### [EXERCISE PROMPT]
Look through the listing below and give the number of lines in which "title" occurs, nothing more.

### [SUPPLIED DATA]
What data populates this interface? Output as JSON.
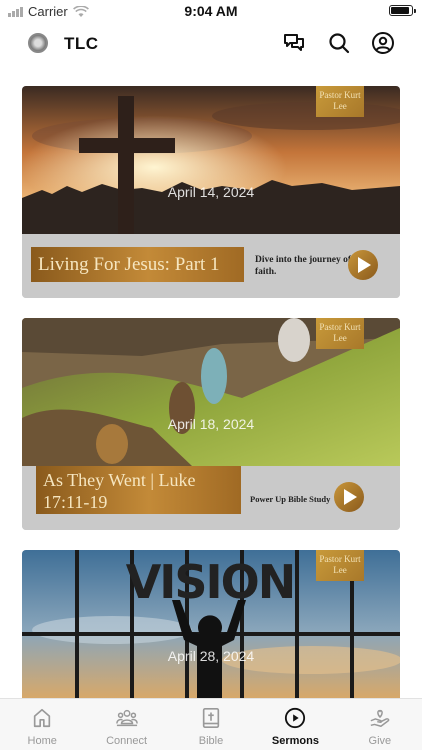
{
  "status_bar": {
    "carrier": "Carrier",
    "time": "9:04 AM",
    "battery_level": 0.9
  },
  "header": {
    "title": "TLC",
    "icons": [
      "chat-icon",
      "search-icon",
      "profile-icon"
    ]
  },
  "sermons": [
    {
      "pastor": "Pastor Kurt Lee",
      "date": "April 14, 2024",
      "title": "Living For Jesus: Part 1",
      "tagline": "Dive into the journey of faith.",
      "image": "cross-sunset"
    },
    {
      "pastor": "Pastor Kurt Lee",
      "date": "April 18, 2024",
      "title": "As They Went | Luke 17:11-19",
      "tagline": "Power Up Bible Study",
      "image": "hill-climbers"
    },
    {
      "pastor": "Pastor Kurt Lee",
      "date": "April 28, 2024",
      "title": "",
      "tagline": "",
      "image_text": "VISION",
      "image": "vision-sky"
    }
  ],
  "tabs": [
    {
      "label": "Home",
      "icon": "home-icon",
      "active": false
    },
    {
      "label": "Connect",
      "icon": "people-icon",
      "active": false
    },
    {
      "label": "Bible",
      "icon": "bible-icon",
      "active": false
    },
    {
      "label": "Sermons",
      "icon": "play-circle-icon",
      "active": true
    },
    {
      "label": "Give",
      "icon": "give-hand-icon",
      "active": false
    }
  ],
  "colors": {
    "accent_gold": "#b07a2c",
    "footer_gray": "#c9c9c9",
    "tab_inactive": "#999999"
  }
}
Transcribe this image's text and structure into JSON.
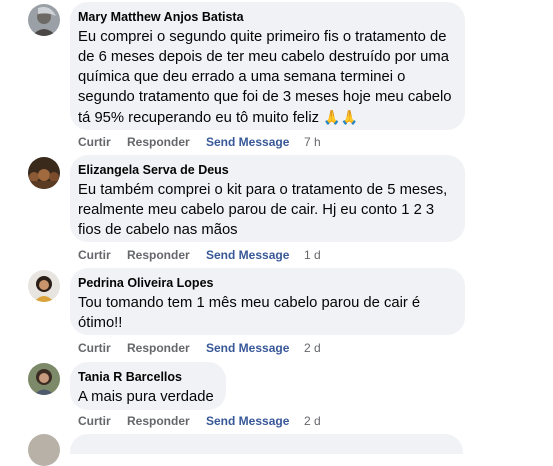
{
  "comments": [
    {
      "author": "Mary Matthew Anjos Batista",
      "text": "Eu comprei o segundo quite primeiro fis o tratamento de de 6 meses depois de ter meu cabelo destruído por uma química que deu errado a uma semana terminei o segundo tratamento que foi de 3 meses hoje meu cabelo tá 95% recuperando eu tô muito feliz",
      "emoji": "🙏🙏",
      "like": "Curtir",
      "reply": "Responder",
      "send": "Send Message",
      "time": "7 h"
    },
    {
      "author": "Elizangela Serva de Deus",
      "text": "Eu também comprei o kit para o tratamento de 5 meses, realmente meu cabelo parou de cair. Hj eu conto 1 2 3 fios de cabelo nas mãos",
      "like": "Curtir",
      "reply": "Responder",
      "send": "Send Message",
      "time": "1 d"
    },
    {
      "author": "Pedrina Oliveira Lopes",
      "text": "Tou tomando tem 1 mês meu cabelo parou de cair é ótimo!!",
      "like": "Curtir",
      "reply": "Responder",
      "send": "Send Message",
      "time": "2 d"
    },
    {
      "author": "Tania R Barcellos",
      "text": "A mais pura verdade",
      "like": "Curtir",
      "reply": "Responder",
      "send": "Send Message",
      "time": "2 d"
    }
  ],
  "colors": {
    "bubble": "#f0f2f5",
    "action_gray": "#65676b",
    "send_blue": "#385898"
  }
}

### [EXERCISE ANSWER]
4